Do you ever get bands that just remind you of a time? I mean I guess that’s nostalgia, but I’m talking bands that may not have had a great impact on you but were just there, lurking in the shadows. I often get that especially with Brutal Death Metal. My saturated knowledge of the genre allows me to get excited about the smallest bands from back in the late 00s releasing new records, sad I know. It was around that time though that I got really into music and started the journey that would lead me here today.
Speaking of bands to ponder about the subject for today is Blasphemer, the Italian Tech Brutal Death mainstays. They formed in 1998 but didn’t release any material until 2002’s Life Kills demo and no full length until 2008 with the underground gem that is On The Inexistence Of God a snapshot of late 00’s Brutal Death. This was followed in 2016 by Ritual Theophagy. Yet now the band shift to a new label, Candlelight Records for their third full length release The Sixth Hour, let’s hope this sees them take their career to the next level.
As the album opens with Let Him Be Crucified my anticipations are realised through swirling maniacal guitar work, pounding drums and guttural, yet old school Brutal Death vocals. This is truly a statement which reads ‘Blasphemer have returned!’. The Stumbling Block is anything but and keeps the old school Tech flare afloat, this is real undiluted Brutal Death that ticks all the right boxes. Again this is exhibited in Stabat Master which is an all-out Extreme Metal banger, indeed this is more than just good Brutal Death Metal this is something for those new to the genre also. I’m not all that enamoured by the bridging instrumental Blessed Are The Wombs That Never Bore but I can see why it has been placed as such and really the small break does help in the Brutal Death indoctrination of those new to the band and the genre.
One of the first tracks to pique my interest in the latter half of the album was The Robe Of Mockery, the pinch harmonics are a welcome addition and overall the track exudes old school Tech Death ideas that don’t feel tired. The remainder of the album pretty much holds fast to the previously mentioned connotations but is none the less entertaining and enjoyable. The titular track is perhaps one of the albums more aggressive numbers with its plodding riffs that almost Slam along with the barbarity of the rest of the bands output. The somewhat cleaner vocals are an interesting addition and one that elevate the album from an underground sound to something more accessible. It’s nice to see a title track get the deserved attention. De Profundis brings the album to a desolate closure and again plays with modernist themes that appear to bring Blasphemer anew.

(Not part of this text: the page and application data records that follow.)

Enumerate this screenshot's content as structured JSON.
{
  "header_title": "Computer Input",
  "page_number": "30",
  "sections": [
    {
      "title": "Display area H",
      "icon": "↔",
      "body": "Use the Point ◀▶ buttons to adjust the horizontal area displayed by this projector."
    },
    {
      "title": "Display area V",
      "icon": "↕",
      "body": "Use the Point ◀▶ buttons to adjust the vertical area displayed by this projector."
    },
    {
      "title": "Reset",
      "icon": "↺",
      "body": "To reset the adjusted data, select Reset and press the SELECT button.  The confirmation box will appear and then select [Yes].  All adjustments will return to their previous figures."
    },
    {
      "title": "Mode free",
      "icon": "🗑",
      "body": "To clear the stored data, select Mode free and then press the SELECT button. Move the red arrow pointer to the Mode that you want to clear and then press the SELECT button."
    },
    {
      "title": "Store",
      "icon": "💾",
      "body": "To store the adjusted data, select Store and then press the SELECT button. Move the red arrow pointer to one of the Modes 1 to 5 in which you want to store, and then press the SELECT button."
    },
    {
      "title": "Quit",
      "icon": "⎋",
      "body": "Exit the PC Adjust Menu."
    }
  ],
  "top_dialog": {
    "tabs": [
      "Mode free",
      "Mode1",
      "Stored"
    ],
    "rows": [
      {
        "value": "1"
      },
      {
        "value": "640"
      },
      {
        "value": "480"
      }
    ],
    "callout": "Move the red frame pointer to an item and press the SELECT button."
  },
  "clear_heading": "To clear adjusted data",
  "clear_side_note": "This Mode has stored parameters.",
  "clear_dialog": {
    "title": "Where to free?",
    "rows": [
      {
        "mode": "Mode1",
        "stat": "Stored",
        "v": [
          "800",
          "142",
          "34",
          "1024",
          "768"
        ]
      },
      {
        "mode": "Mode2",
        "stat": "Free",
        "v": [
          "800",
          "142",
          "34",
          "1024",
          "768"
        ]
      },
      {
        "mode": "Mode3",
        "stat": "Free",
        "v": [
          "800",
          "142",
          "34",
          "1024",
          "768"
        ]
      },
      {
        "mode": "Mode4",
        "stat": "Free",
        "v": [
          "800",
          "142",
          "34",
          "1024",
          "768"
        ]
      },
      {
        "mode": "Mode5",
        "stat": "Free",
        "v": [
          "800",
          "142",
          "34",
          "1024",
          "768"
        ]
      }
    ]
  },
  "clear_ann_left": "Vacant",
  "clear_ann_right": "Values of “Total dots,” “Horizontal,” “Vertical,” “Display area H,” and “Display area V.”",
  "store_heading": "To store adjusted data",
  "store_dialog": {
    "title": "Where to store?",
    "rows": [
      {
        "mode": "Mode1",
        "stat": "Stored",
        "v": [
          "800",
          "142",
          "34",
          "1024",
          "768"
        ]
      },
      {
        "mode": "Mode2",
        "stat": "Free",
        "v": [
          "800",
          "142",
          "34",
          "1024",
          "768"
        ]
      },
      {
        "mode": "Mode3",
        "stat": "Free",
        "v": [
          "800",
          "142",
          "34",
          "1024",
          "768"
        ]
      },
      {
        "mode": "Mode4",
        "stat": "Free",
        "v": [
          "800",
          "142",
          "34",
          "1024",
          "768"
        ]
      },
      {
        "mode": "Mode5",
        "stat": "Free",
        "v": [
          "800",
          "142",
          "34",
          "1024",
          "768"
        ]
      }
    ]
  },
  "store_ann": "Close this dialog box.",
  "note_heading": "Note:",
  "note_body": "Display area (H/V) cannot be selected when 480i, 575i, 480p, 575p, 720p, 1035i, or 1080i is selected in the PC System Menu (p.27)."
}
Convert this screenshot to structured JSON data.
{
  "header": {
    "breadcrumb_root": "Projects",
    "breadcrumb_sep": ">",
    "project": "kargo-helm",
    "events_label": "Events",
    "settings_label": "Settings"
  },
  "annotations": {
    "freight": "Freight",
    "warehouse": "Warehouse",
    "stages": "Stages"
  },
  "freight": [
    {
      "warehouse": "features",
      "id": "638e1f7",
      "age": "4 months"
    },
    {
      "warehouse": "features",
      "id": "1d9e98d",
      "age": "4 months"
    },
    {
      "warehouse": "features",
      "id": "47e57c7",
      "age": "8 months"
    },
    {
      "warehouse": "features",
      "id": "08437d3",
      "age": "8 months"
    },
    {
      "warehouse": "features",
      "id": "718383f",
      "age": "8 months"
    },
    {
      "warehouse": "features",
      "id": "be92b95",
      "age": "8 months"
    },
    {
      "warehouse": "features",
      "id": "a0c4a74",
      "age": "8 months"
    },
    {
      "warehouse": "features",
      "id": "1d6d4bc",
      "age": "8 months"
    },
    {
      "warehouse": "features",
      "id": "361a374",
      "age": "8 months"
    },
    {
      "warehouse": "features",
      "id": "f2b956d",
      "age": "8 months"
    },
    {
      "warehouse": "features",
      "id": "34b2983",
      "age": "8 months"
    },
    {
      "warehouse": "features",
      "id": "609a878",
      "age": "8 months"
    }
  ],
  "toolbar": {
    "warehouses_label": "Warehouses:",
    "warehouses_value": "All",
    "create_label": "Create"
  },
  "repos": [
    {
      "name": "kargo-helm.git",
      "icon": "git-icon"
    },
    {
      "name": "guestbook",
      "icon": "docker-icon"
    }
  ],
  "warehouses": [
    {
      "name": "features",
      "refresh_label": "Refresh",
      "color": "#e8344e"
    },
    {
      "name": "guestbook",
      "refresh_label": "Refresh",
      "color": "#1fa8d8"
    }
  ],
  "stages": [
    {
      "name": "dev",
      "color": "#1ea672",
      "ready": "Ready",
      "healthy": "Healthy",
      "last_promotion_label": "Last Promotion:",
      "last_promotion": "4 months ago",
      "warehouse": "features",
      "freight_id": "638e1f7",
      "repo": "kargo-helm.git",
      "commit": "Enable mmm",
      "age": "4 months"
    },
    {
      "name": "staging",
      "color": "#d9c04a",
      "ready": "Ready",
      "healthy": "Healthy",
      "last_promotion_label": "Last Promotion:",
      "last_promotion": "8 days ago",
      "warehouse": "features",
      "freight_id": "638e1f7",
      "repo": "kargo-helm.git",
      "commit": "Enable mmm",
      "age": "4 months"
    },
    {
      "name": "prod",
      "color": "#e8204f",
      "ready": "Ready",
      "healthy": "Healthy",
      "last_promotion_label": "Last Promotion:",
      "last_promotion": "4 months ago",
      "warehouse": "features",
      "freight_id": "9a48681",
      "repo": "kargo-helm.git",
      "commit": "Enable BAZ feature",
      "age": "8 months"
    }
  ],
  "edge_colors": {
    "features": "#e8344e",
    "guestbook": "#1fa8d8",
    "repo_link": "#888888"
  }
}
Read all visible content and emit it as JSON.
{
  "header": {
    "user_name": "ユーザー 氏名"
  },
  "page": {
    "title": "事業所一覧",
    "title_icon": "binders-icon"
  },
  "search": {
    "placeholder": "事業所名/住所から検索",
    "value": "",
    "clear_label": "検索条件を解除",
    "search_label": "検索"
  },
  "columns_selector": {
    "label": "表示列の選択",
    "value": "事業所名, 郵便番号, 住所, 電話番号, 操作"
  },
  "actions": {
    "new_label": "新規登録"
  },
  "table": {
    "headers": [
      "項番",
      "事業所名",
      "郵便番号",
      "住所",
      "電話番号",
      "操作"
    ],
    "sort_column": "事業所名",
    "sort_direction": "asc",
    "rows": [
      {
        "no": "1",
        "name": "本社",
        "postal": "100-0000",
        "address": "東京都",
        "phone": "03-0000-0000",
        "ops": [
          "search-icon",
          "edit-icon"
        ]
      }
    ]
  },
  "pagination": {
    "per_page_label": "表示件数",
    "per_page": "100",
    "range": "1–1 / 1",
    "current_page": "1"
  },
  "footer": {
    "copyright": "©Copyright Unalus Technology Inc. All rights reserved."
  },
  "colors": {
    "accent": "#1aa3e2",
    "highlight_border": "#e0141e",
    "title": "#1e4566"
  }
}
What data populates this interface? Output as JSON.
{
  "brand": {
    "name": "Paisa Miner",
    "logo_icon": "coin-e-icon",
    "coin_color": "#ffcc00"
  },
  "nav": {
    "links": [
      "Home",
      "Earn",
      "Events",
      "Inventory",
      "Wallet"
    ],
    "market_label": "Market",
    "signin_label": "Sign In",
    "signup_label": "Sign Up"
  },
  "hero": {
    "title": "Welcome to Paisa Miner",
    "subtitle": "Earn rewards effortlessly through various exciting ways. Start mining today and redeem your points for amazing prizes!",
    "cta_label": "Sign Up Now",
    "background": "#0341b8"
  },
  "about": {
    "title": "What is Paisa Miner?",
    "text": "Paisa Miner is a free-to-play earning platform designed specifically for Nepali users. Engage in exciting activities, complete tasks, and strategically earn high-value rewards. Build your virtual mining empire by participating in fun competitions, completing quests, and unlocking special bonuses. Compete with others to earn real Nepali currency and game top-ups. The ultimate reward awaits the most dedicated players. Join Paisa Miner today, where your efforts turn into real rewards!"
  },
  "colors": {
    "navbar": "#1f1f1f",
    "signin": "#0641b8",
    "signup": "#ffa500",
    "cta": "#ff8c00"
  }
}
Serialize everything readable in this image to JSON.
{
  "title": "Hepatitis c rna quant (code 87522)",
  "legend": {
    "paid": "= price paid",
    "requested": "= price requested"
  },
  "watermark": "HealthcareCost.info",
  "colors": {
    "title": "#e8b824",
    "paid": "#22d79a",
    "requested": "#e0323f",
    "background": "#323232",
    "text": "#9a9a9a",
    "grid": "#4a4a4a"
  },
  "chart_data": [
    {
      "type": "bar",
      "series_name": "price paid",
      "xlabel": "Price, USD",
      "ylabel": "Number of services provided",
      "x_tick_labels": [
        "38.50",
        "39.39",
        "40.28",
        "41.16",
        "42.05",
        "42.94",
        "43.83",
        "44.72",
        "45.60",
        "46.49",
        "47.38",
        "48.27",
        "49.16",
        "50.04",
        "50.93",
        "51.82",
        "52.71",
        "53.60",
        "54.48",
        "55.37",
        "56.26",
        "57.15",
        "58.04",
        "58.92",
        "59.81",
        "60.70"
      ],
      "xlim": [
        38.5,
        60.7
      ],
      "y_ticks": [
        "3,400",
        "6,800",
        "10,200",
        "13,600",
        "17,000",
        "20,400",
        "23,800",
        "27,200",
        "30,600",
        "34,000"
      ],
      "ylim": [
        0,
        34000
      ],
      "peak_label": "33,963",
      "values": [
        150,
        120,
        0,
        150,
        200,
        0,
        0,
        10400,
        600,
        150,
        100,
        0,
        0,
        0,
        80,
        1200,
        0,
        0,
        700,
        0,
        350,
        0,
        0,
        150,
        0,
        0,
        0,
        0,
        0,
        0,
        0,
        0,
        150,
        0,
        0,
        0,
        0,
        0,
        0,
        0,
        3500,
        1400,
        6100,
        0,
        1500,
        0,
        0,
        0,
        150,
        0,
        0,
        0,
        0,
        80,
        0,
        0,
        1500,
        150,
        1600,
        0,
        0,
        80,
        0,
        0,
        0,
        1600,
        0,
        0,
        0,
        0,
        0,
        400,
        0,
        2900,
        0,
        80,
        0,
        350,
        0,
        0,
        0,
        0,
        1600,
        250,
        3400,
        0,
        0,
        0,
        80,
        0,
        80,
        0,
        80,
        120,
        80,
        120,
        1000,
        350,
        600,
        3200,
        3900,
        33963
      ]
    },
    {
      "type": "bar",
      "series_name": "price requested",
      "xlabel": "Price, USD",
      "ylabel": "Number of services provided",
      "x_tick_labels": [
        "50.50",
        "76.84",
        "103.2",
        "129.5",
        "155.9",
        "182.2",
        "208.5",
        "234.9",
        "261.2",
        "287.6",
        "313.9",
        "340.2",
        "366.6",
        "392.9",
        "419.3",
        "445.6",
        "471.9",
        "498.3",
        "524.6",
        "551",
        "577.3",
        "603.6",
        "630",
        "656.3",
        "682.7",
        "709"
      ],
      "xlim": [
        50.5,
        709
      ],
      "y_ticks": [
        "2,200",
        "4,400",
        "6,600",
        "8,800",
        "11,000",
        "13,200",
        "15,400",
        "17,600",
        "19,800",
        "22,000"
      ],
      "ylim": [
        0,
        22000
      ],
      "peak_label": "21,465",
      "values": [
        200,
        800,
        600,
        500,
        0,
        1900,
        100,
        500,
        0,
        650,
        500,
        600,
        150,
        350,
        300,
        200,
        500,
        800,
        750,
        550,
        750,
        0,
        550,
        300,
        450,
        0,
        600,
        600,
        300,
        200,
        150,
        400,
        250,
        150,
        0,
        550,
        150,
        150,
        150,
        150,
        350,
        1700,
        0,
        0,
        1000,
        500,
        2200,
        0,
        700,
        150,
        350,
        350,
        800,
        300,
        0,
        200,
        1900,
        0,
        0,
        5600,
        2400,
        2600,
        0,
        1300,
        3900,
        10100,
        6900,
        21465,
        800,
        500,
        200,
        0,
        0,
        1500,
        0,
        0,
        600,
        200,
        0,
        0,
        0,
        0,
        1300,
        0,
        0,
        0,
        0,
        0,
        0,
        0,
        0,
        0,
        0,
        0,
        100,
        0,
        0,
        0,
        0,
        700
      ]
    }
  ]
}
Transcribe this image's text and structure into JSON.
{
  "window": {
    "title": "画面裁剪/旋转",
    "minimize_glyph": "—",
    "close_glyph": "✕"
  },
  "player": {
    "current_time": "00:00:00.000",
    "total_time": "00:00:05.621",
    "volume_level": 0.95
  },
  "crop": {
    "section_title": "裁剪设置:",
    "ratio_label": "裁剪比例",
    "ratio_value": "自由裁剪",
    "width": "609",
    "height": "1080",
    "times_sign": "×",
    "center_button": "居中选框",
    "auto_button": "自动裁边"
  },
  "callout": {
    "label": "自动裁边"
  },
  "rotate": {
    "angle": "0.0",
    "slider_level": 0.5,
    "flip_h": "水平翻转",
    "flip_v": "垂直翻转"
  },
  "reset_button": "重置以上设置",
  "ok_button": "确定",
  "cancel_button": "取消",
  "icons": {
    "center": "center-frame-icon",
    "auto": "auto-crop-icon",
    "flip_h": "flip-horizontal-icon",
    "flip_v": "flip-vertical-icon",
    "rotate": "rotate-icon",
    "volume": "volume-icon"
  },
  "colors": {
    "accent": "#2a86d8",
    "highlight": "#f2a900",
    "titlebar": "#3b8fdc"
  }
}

The Sixth Hour is all about forward thinking Brutal Death Metal. There is nothing in this record that is out of place and indeed the additions that the band project only serve to bolster an already strong sound. Rather than simply being a crushing blow of barbarity the band prove that they are so much more and deserve recognition as such. It’s often said that a third album can make or break a band and whilst this release has been a long time coming since the bands inception I feel that it can only be the start of bigger and better things for Blasphemer.
(8/10 George Caley)